- Opening Delimiter -

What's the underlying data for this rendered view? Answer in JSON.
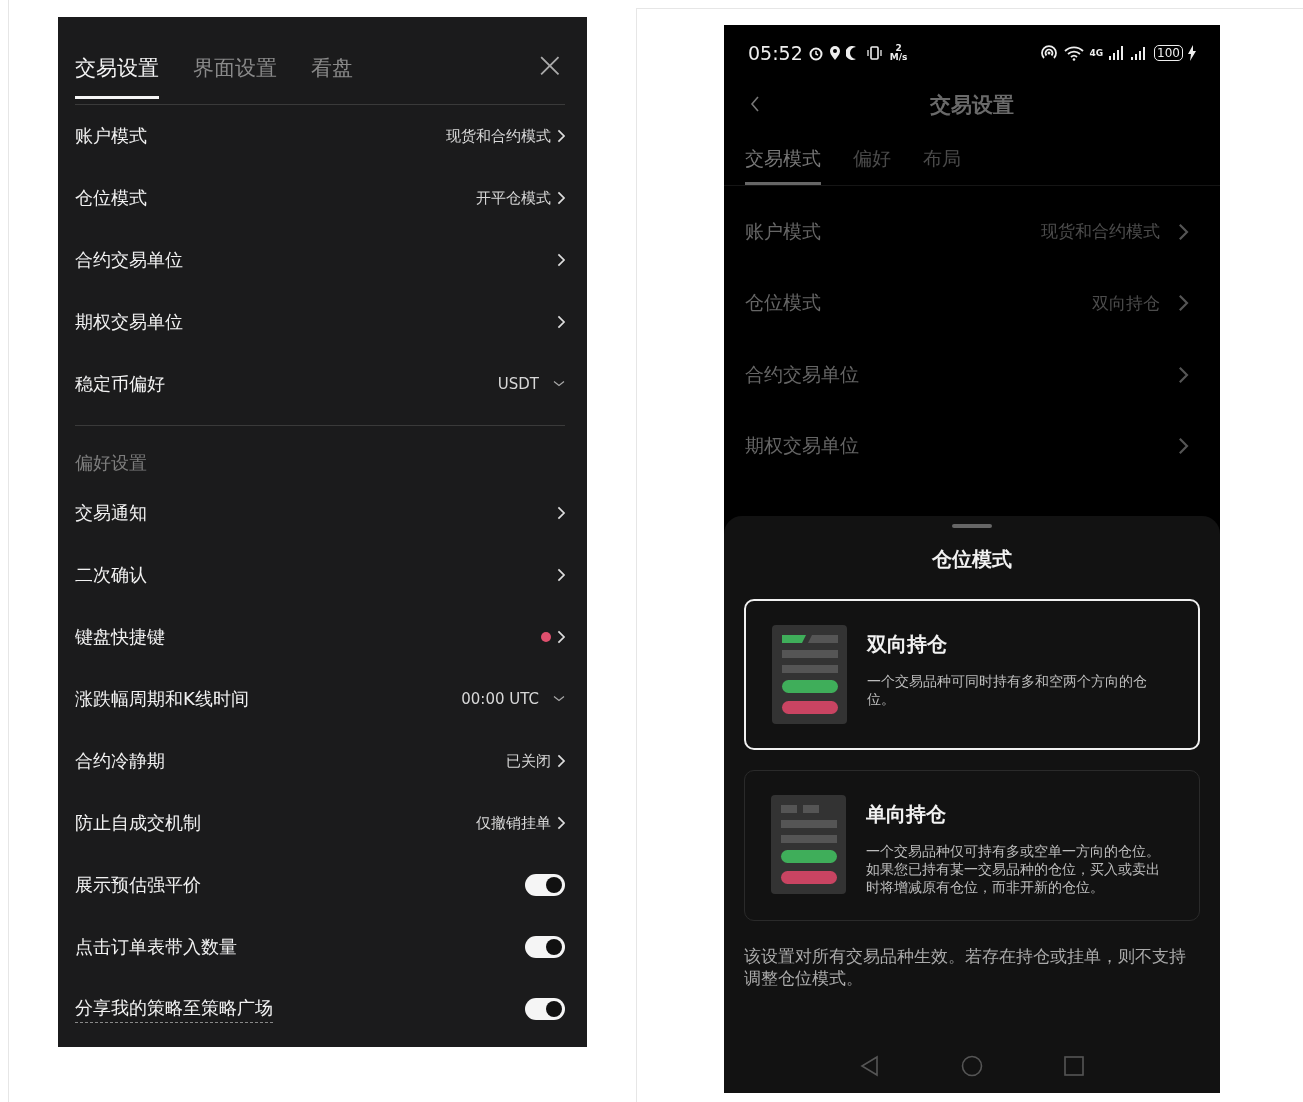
{
  "settings_panel": {
    "tabs": [
      {
        "label": "交易设置",
        "selected": true
      },
      {
        "label": "界面设置",
        "selected": false
      },
      {
        "label": "看盘",
        "selected": false
      }
    ],
    "close": "×",
    "rows": [
      {
        "kind": "link",
        "label": "账户模式",
        "value": "现货和合约模式"
      },
      {
        "kind": "link",
        "label": "仓位模式",
        "value": "开平仓模式"
      },
      {
        "kind": "link",
        "label": "合约交易单位"
      },
      {
        "kind": "link",
        "label": "期权交易单位"
      },
      {
        "kind": "dropdown",
        "label": "稳定币偏好",
        "value": "USDT"
      }
    ],
    "section_title": "偏好设置",
    "preference_rows": [
      {
        "kind": "link",
        "label": "交易通知"
      },
      {
        "kind": "link",
        "label": "二次确认"
      },
      {
        "kind": "dot",
        "label": "键盘快捷键",
        "color": "#e0506e"
      },
      {
        "kind": "dropdown",
        "label": "涨跌幅周期和K线时间",
        "value": "00:00 UTC"
      },
      {
        "kind": "link",
        "label": "合约冷静期",
        "value": "已关闭"
      },
      {
        "kind": "link",
        "label": "防止自成交机制",
        "value": "仅撤销挂单"
      },
      {
        "kind": "toggle",
        "label": "展示预估强平价",
        "on": true
      },
      {
        "kind": "toggle",
        "label": "点击订单表带入数量",
        "on": true
      },
      {
        "kind": "toggle",
        "label": "分享我的策略至策略广场",
        "on": true,
        "underlined": true
      }
    ]
  },
  "phone": {
    "status_bar": {
      "time": "05:52",
      "speed_value": "2",
      "speed_unit": "M/s",
      "network": "4G",
      "battery": "100"
    },
    "title": "交易设置",
    "tabs": [
      {
        "label": "交易模式",
        "selected": true
      },
      {
        "label": "偏好",
        "selected": false
      },
      {
        "label": "布局",
        "selected": false
      }
    ],
    "rows": [
      {
        "label": "账户模式",
        "value": "现货和合约模式"
      },
      {
        "label": "仓位模式",
        "value": "双向持仓"
      },
      {
        "label": "合约交易单位"
      },
      {
        "label": "期权交易单位"
      }
    ],
    "sheet": {
      "title": "仓位模式",
      "options": [
        {
          "kind": "dual",
          "title": "双向持仓",
          "description": "一个交易品种可同时持有多和空两个方向的仓位。",
          "selected": true
        },
        {
          "kind": "single",
          "title": "单向持仓",
          "description": "一个交易品种仅可持有多或空单一方向的仓位。如果您已持有某一交易品种的仓位，买入或卖出时将增减原有仓位，而非开新的仓位。",
          "selected": false
        }
      ],
      "note": "该设置对所有交易品种生效。若存在持仓或挂单，则不支持调整仓位模式。"
    }
  }
}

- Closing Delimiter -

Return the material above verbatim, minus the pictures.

What's the underlying data for this rendered view? Answer in JSON.
{
  "settings_panel": {
    "tabs": [
      {
        "label": "交易设置",
        "selected": true
      },
      {
        "label": "界面设置",
        "selected": false
      },
      {
        "label": "看盘",
        "selected": false
      }
    ],
    "close": "×",
    "rows": [
      {
        "kind": "link",
        "label": "账户模式",
        "value": "现货和合约模式"
      },
      {
        "kind": "link",
        "label": "仓位模式",
        "value": "开平仓模式"
      },
      {
        "kind": "link",
        "label": "合约交易单位"
      },
      {
        "kind": "link",
        "label": "期权交易单位"
      },
      {
        "kind": "dropdown",
        "label": "稳定币偏好",
        "value": "USDT"
      }
    ],
    "section_title": "偏好设置",
    "preference_rows": [
      {
        "kind": "link",
        "label": "交易通知"
      },
      {
        "kind": "link",
        "label": "二次确认"
      },
      {
        "kind": "dot",
        "label": "键盘快捷键",
        "color": "#e0506e"
      },
      {
        "kind": "dropdown",
        "label": "涨跌幅周期和K线时间",
        "value": "00:00 UTC"
      },
      {
        "kind": "link",
        "label": "合约冷静期",
        "value": "已关闭"
      },
      {
        "kind": "link",
        "label": "防止自成交机制",
        "value": "仅撤销挂单"
      },
      {
        "kind": "toggle",
        "label": "展示预估强平价",
        "on": true
      },
      {
        "kind": "toggle",
        "label": "点击订单表带入数量",
        "on": true
      },
      {
        "kind": "toggle",
        "label": "分享我的策略至策略广场",
        "on": true,
        "underlined": true
      }
    ]
  },
  "phone": {
    "status_bar": {
      "time": "05:52",
      "speed_value": "2",
      "speed_unit": "M/s",
      "network": "4G",
      "battery": "100"
    },
    "title": "交易设置",
    "tabs": [
      {
        "label": "交易模式",
        "selected": true
      },
      {
        "label": "偏好",
        "selected": false
      },
      {
        "label": "布局",
        "selected": false
      }
    ],
    "rows": [
      {
        "label": "账户模式",
        "value": "现货和合约模式"
      },
      {
        "label": "仓位模式",
        "value": "双向持仓"
      },
      {
        "label": "合约交易单位"
      },
      {
        "label": "期权交易单位"
      }
    ],
    "sheet": {
      "title": "仓位模式",
      "options": [
        {
          "kind": "dual",
          "title": "双向持仓",
          "description": "一个交易品种可同时持有多和空两个方向的仓位。",
          "selected": true
        },
        {
          "kind": "single",
          "title": "单向持仓",
          "description": "一个交易品种仅可持有多或空单一方向的仓位。如果您已持有某一交易品种的仓位，买入或卖出时将增减原有仓位，而非开新的仓位。",
          "selected": false
        }
      ],
      "note": "该设置对所有交易品种生效。若存在持仓或挂单，则不支持调整仓位模式。"
    }
  }
}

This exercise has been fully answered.